There are three basic types of deeds used to buy and sell Texas real estate – general warranty deed , special warranty deed, and quit claim deed. Today, we will discuss special and general warranty deeds.
Whether you are selling a home, commercial property, or just plain land in San Antonio, the purchaser will want you to provide assurances that you actually own the property and possess the legal right to sell it. The buyer will probably be getting a loan. The lender will request guarantees that you as the seller are providing complete title to the real property and that the lender can place a legally enforceable lien on the property.
Do not be fooled between the wording Special versus General Warranty Deed. You as the buyer want a General Warranty Deed. When the seller offers a General Warranty Deed, he or she is essentially promising two things. First, the seller is promising the buyer that he has not done anything to harm title to the property. Second, the seller is warranting that no one prior to the seller has done anything to harm clear title. If down the line, if the buyer finds out that there is not clear title, the seller is liable for any losses regardless of whether the seller had knowledge. The seller might be able to file claims against prior sellers if he had a general warranty deed with them.
Under a Special Warranty Deed, all the seller is telling the buyer is that he has not done anything to harm title to the property. However, the seller is not giving the buyer a warranty that other owners before him did not do anything to adversely affect title.
To illustrate, suppose the seller sells the Texas property to another purchaser before they sell it to you or the seller attaches a lien without informing you, then the seller has breached the warranty, because the seller adversely affected title. However, if someone other than the seller created a title defect, you as the buyer have no recourse against the seller under a Special Warranty Deed. The Special Warranty Deed is used mainly in Texas real estate commercial transactions .
You as the buyer should not rely on the title of a deed to determine if the deed is a general or special warranty deed. Read the deed carefully. If you believe you have been the victim of fraud in the purchase of property, you should file a complaint with the Texas Real Estate Commission (TREC).
Sometimes the type of deed is not consequential. For example, if either the seller provides title insurance or the buyer obtains title insurance, then the title company will protect you against problems with title. Should a defect arise with title, the insurance policy will reimburse the buyer for any losses.

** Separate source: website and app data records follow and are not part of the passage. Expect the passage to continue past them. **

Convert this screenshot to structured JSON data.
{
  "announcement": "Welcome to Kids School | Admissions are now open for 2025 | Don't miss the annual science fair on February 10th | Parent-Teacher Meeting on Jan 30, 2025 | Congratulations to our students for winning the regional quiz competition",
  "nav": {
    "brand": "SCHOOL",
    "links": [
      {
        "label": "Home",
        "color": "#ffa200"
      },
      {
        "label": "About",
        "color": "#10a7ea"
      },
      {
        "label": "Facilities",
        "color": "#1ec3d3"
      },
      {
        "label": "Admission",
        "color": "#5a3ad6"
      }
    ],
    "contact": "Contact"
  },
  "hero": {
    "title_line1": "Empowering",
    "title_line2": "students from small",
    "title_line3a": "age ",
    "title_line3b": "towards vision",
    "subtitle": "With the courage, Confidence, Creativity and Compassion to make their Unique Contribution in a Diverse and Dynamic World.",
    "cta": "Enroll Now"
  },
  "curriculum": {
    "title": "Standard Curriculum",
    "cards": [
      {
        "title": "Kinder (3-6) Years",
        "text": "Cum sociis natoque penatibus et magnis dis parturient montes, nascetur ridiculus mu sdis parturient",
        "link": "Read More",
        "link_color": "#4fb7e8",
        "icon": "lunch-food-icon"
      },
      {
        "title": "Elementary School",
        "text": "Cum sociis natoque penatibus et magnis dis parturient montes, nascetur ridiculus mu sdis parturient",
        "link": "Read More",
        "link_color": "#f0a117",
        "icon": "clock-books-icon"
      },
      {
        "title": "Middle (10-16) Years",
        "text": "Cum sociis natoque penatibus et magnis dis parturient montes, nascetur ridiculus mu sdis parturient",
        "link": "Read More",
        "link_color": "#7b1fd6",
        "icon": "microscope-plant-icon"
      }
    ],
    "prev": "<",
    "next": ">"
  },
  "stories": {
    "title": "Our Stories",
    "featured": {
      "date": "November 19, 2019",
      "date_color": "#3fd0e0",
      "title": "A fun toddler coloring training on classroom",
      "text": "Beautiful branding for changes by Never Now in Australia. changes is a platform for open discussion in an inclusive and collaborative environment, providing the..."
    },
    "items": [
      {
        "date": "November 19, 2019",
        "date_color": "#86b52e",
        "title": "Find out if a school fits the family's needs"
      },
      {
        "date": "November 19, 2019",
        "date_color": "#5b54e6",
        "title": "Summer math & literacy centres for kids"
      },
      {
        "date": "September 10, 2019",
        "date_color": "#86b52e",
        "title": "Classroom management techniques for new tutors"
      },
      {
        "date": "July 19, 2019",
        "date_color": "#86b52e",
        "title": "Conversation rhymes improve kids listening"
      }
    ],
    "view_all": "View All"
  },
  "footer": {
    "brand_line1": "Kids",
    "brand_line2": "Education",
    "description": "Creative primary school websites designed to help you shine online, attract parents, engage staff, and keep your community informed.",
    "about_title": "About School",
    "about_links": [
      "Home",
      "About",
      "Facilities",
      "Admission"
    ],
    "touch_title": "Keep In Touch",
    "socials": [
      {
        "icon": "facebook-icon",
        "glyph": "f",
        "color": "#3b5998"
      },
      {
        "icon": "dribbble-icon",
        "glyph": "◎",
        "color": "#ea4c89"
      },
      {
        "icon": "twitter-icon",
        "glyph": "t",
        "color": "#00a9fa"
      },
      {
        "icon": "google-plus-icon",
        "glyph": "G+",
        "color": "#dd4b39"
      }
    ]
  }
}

For assistance with your San Antonio and Texas real estate transactions, contact a real estate attorney today!